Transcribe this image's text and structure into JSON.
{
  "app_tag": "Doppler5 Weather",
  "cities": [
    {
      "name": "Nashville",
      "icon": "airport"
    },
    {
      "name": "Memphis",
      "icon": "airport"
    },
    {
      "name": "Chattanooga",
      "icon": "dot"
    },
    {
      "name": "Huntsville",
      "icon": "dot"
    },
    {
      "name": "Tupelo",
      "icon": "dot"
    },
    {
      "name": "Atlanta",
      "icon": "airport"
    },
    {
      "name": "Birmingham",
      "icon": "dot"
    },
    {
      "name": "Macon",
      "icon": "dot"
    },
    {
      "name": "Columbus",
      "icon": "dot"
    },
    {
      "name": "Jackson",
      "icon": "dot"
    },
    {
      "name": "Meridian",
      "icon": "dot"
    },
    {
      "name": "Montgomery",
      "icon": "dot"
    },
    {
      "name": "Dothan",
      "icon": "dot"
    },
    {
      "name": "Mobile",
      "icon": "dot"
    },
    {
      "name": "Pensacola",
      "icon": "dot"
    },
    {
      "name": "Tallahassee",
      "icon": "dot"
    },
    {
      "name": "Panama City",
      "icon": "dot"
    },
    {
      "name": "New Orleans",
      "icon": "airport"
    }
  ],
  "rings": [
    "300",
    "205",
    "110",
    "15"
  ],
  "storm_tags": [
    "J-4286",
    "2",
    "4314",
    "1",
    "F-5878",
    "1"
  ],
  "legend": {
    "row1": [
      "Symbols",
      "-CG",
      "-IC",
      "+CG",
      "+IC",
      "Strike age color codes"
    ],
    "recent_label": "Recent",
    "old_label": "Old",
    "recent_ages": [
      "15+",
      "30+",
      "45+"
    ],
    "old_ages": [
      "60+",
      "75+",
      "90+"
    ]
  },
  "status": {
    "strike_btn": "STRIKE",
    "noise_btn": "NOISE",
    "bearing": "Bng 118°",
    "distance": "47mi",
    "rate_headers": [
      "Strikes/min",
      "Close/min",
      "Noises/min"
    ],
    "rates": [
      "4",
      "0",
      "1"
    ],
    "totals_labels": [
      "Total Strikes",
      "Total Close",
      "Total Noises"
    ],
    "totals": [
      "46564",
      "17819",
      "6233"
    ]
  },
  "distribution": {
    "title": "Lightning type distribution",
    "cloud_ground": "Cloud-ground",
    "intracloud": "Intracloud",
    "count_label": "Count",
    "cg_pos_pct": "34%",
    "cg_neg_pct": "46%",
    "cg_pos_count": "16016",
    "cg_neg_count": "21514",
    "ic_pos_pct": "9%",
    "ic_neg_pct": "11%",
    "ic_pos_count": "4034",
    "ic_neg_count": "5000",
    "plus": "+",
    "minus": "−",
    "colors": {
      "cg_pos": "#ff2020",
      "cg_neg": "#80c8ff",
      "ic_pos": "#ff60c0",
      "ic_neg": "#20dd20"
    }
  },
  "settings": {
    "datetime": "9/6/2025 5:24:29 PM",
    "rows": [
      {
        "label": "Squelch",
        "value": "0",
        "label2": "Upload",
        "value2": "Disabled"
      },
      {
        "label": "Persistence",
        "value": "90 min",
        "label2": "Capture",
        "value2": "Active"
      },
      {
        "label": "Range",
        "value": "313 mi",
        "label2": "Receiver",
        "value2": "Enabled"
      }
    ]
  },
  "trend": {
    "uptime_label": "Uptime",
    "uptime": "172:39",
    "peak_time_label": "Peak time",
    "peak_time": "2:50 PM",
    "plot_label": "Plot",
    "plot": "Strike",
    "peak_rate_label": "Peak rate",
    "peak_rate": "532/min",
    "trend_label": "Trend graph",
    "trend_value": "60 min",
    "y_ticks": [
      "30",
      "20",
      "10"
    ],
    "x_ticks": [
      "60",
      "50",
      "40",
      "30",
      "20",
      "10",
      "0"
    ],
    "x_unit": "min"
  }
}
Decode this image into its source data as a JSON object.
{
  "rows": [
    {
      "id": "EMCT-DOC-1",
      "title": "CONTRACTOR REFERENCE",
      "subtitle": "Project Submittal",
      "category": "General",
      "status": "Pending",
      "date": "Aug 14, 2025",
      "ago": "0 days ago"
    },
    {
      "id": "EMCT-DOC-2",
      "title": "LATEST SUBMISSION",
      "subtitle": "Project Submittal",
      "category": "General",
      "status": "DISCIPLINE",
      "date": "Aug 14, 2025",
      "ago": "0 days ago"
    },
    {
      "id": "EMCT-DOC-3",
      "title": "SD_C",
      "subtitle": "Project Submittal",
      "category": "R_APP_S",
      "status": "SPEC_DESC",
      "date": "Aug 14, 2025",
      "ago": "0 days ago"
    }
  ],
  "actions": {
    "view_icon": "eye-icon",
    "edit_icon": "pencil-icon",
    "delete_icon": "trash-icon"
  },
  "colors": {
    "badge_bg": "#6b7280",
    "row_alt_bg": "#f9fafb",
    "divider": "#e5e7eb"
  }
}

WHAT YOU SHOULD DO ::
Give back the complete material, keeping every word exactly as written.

SOLUTION TO THIS EXERCISE ::
Transcribe this image's text and structure into JSON.
{
  "app_tag": "Doppler5 Weather",
  "cities": [
    {
      "name": "Nashville",
      "icon": "airport"
    },
    {
      "name": "Memphis",
      "icon": "airport"
    },
    {
      "name": "Chattanooga",
      "icon": "dot"
    },
    {
      "name": "Huntsville",
      "icon": "dot"
    },
    {
      "name": "Tupelo",
      "icon": "dot"
    },
    {
      "name": "Atlanta",
      "icon": "airport"
    },
    {
      "name": "Birmingham",
      "icon": "dot"
    },
    {
      "name": "Macon",
      "icon": "dot"
    },
    {
      "name": "Columbus",
      "icon": "dot"
    },
    {
      "name": "Jackson",
      "icon": "dot"
    },
    {
      "name": "Meridian",
      "icon": "dot"
    },
    {
      "name": "Montgomery",
      "icon": "dot"
    },
    {
      "name": "Dothan",
      "icon": "dot"
    },
    {
      "name": "Mobile",
      "icon": "dot"
    },
    {
      "name": "Pensacola",
      "icon": "dot"
    },
    {
      "name": "Tallahassee",
      "icon": "dot"
    },
    {
      "name": "Panama City",
      "icon": "dot"
    },
    {
      "name": "New Orleans",
      "icon": "airport"
    }
  ],
  "rings": [
    "300",
    "205",
    "110",
    "15"
  ],
  "storm_tags": [
    "J-4286",
    "2",
    "4314",
    "1",
    "F-5878",
    "1"
  ],
  "legend": {
    "row1": [
      "Symbols",
      "-CG",
      "-IC",
      "+CG",
      "+IC",
      "Strike age color codes"
    ],
    "recent_label": "Recent",
    "old_label": "Old",
    "recent_ages": [
      "15+",
      "30+",
      "45+"
    ],
    "old_ages": [
      "60+",
      "75+",
      "90+"
    ]
  },
  "status": {
    "strike_btn": "STRIKE",
    "noise_btn": "NOISE",
    "bearing": "Bng 118°",
    "distance": "47mi",
    "rate_headers": [
      "Strikes/min",
      "Close/min",
      "Noises/min"
    ],
    "rates": [
      "4",
      "0",
      "1"
    ],
    "totals_labels": [
      "Total Strikes",
      "Total Close",
      "Total Noises"
    ],
    "totals": [
      "46564",
      "17819",
      "6233"
    ]
  },
  "distribution": {
    "title": "Lightning type distribution",
    "cloud_ground": "Cloud-ground",
    "intracloud": "Intracloud",
    "count_label": "Count",
    "cg_pos_pct": "34%",
    "cg_neg_pct": "46%",
    "cg_pos_count": "16016",
    "cg_neg_count": "21514",
    "ic_pos_pct": "9%",
    "ic_neg_pct": "11%",
    "ic_pos_count": "4034",
    "ic_neg_count": "5000",
    "plus": "+",
    "minus": "−",
    "colors": {
      "cg_pos": "#ff2020",
      "cg_neg": "#80c8ff",
      "ic_pos": "#ff60c0",
      "ic_neg": "#20dd20"
    }
  },
  "settings": {
    "datetime": "9/6/2025 5:24:29 PM",
    "rows": [
      {
        "label": "Squelch",
        "value": "0",
        "label2": "Upload",
        "value2": "Disabled"
      },
      {
        "label": "Persistence",
        "value": "90 min",
        "label2": "Capture",
        "value2": "Active"
      },
      {
        "label": "Range",
        "value": "313 mi",
        "label2": "Receiver",
        "value2": "Enabled"
      }
    ]
  },
  "trend": {
    "uptime_label": "Uptime",
    "uptime": "172:39",
    "peak_time_label": "Peak time",
    "peak_time": "2:50 PM",
    "plot_label": "Plot",
    "plot": "Strike",
    "peak_rate_label": "Peak rate",
    "peak_rate": "532/min",
    "trend_label": "Trend graph",
    "trend_value": "60 min",
    "y_ticks": [
      "30",
      "20",
      "10"
    ],
    "x_ticks": [
      "60",
      "50",
      "40",
      "30",
      "20",
      "10",
      "0"
    ],
    "x_unit": "min"
  }
}
Decode this image into its source data as a JSON object.
{
  "rows": [
    {
      "id": "EMCT-DOC-1",
      "title": "CONTRACTOR REFERENCE",
      "subtitle": "Project Submittal",
      "category": "General",
      "status": "Pending",
      "date": "Aug 14, 2025",
      "ago": "0 days ago"
    },
    {
      "id": "EMCT-DOC-2",
      "title": "LATEST SUBMISSION",
      "subtitle": "Project Submittal",
      "category": "General",
      "status": "DISCIPLINE",
      "date": "Aug 14, 2025",
      "ago": "0 days ago"
    },
    {
      "id": "EMCT-DOC-3",
      "title": "SD_C",
      "subtitle": "Project Submittal",
      "category": "R_APP_S",
      "status": "SPEC_DESC",
      "date": "Aug 14, 2025",
      "ago": "0 days ago"
    }
  ],
  "actions": {
    "view_icon": "eye-icon",
    "edit_icon": "pencil-icon",
    "delete_icon": "trash-icon"
  },
  "colors": {
    "badge_bg": "#6b7280",
    "row_alt_bg": "#f9fafb",
    "divider": "#e5e7eb"
  }
}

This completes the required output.